Physical activity recommendations include 30mins of moderate intensity activity performed on five days of the week. This includes a brisk walk, cycling, aerobics, swimming or other aqua activities. Or you can do 20 minutes of vigorous activity. The more the better! And if you are overweight, 60 minutes of moderate exercise on five days per week is recommended. This can be accumulated in 10 minutes bouts during the day. Include lots of breaks during your sedentary time, this has been proven to help reduce your waist circumference, body mass index and trigylceride levels in your blood. The more you get up and be active, the better it is for you health, mowing the lawns, doing the garden and taking out the trash are all going to be better than sitting down for that time.  Sit less and stand more!

Philippa King is a physiotherapist at the Oamaru Physiotherapy clinic.  She is undertaking postgraduate study in Sports & Exercise Medicine and Acupuncture.   Philippa is actively involved with North Otago Rugby, providing physiotherapy services for the Heartland team.

Source:  Oamaru Physiotherapy Clinic written by Mike Stewart and Michelle Sintmaartensdyk

Top

Headache or neck pain

Is Your Headache Really a Neck Ache?

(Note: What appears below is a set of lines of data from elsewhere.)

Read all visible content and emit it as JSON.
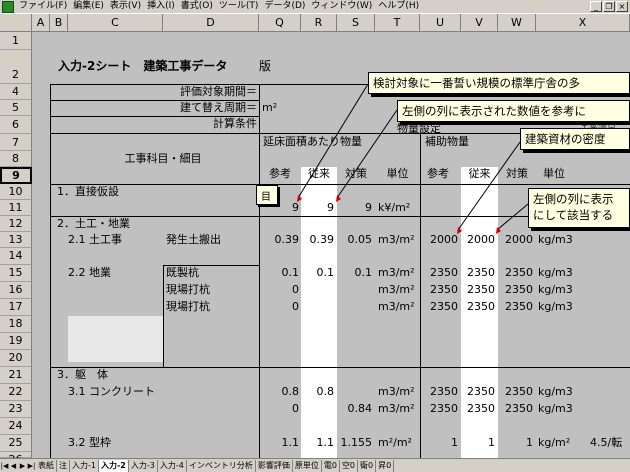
{
  "menu": {
    "items": [
      "ファイル(F)",
      "編集(E)",
      "表示(V)",
      "挿入(I)",
      "書式(O)",
      "ツール(T)",
      "データ(D)",
      "ウィンドウ(W)",
      "ヘルプ(H)"
    ]
  },
  "window_buttons": {
    "minimize": "_",
    "restore": "❐",
    "close": "×"
  },
  "columns": [
    "A",
    "B",
    "C",
    "D",
    "Q",
    "R",
    "S",
    "T",
    "U",
    "V",
    "W",
    "X"
  ],
  "rows": [
    "1",
    "2",
    "4",
    "5",
    "6",
    "7",
    "8",
    "9",
    "10",
    "11",
    "12",
    "13",
    "14",
    "15",
    "16",
    "17",
    "18",
    "19",
    "20",
    "21",
    "22",
    "23",
    "24",
    "25",
    "26"
  ],
  "sheet": {
    "title": "入力-2シート　建築工事データ",
    "title_suffix": "版",
    "eval_period_label": "評価対象期間＝",
    "rebuild_label": "建て替え周期＝",
    "m2_unit": "m²",
    "calc_label": "計算条件",
    "subtitle_partial": "物量設定",
    "x7_partial": "Ｉ番遠足",
    "work_item_label": "工事科目・細目",
    "header1": "延床面積あたり物量",
    "header2": "補助物量",
    "sub_headers": [
      "参考",
      "従来",
      "対策",
      "単位",
      "参考",
      "従来",
      "対策",
      "単位"
    ]
  },
  "body": [
    {
      "row": "10",
      "c": "1．直接仮設"
    },
    {
      "row": "11",
      "r": "9",
      "s": "9",
      "t": "k¥/m²",
      "q": "9"
    },
    {
      "row": "12",
      "c": "2．土工・地業"
    },
    {
      "row": "13",
      "c": "2.1 土工事",
      "d": "発生土搬出",
      "q": "0.39",
      "r": "0.39",
      "s": "0.05",
      "t": "m3/m²",
      "u": "2000",
      "v": "2000",
      "w": "2000",
      "x": "kg/m3"
    },
    {
      "row": "15",
      "c": "2.2 地業",
      "d": "既製杭",
      "q": "0.1",
      "r": "0.1",
      "s": "0.1",
      "t": "m3/m²",
      "u": "2350",
      "v": "2350",
      "w": "2350",
      "x": "kg/m3"
    },
    {
      "row": "16",
      "d": "現場打杭",
      "q": "0",
      "t": "m3/m²",
      "u": "2350",
      "v": "2350",
      "w": "2350",
      "x": "kg/m3"
    },
    {
      "row": "17",
      "d": "現場打杭",
      "q": "0",
      "t": "m3/m²",
      "u": "2350",
      "v": "2350",
      "w": "2350",
      "x": "kg/m3"
    },
    {
      "row": "21",
      "c": "3．躯　体"
    },
    {
      "row": "22",
      "c": "3.1 コンクリート",
      "q": "0.8",
      "r": "0.8",
      "t": "m3/m²",
      "u": "2350",
      "v": "2350",
      "w": "2350",
      "x": "kg/m3"
    },
    {
      "row": "23",
      "q": "0",
      "s": "0.84",
      "t": "m3/m²",
      "u": "2350",
      "v": "2350",
      "w": "2350",
      "x": "kg/m3"
    },
    {
      "row": "25",
      "c": "3.2 型枠",
      "q": "1.1",
      "r": "1.1",
      "s": "1.155",
      "t": "m²/m²",
      "u": "1",
      "v": "1",
      "w": "1",
      "x": "kg/m²",
      "extra": "4.5/転"
    }
  ],
  "comments": [
    "検討対象に一番誓い規模の標準庁舎の多",
    "左側の列に表示された数値を参考に",
    "建築資材の密度",
    "左側の列に表示",
    "にして該当する",
    "目"
  ],
  "tabs": [
    "表紙",
    "注",
    "入力-1",
    "入力-2",
    "入力-3",
    "入力-4",
    "インベントリ分析",
    "影響評価",
    "原単位",
    "電0",
    "空0",
    "衛0",
    "昇0"
  ],
  "active_tab": "入力-2",
  "tab_nav": [
    "|◀",
    "◀",
    "▶",
    "▶|"
  ]
}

For many people, headaches start as pain or tension at the top of the neck. As the pain worsens, it may spread to the back of the head, the temples, forehead or behind the eyes. This happens because the nerves in the upper part of your neck are connected to the nerves in your head and face. A disorder of the upper neck or muscles can cause referred pain to your head.

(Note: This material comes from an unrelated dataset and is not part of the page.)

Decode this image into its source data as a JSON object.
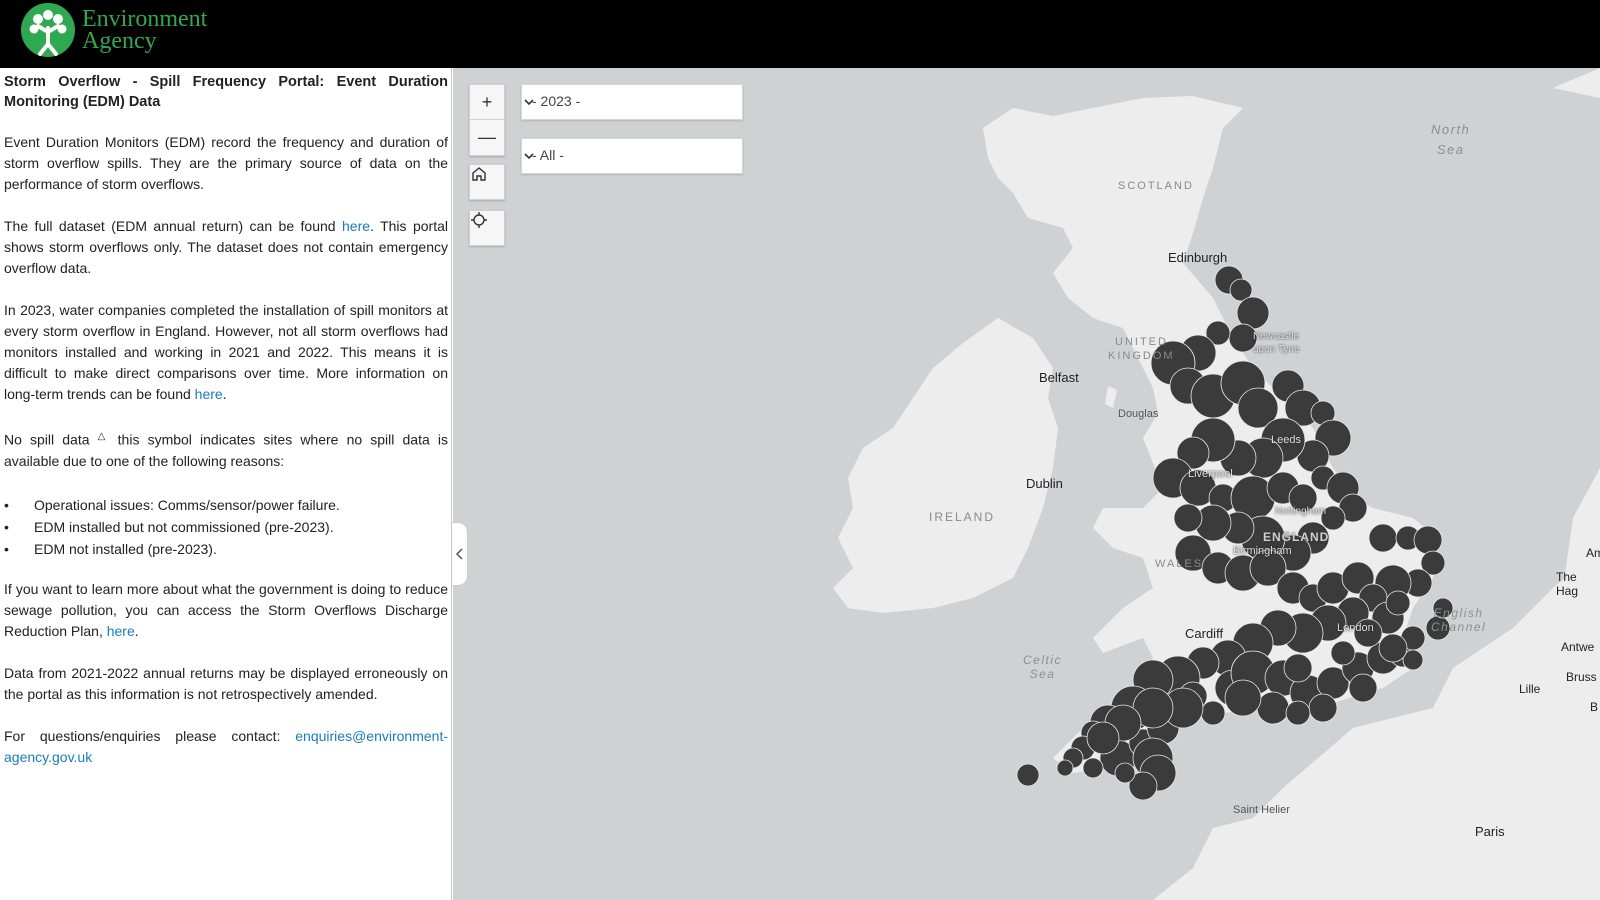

Does this sound like you?

  • Pain radiates from the back to the front of your head?
  • Headache with dizziness or light-headedness?
  • Headache  brought on or worsened by neck movement of staying in the same position for a long time?
  • Headache which always feels worse on the same side of your head?
  • Headache eased by pressure to the back of your skull?
  • Headache which persists after your doctor has checked for other causes?

How Physiotherapy Can Help:

  1. Mobilisation                                        5.  Functional and rehabilitative exercise
  2. Manipulation                                      6.  Encouraging normal activity
  3. Massage                                              7.  Postural assessment, correction and advice
  4. Relaxation therapy                             8.  Muscle activation and re-education

We Want Your Headache!

Your physiotherapist can also offer you self-help advice on ways to correct the cause of headaches, such as practical ergonomic tips for work and in the home; adjusting furniture, relaxation, sleeping positions, posture and exercise.

Treatment:     Postural neck ache can usually easily be treated with some gentle mobilisations by a    physiotherapist and a stretching programme to prevent recurrence. Headaches are often caused by disorders of the neck or physical and emotional tension. Physiotherapists can successfully treat headaches originating from the neck or soft tissues and show you how to prevent the pain from occurring. – Even if you think your headache doesn’t come from your neck we can often help to reduce the intensity. At Central City Physio the therapists have had special up-skilling to give them ‘the edge’ to take away your headache!

 

For all appointments call 04 499 3504.

Top
1 2 3 4 5 Page 2 of 5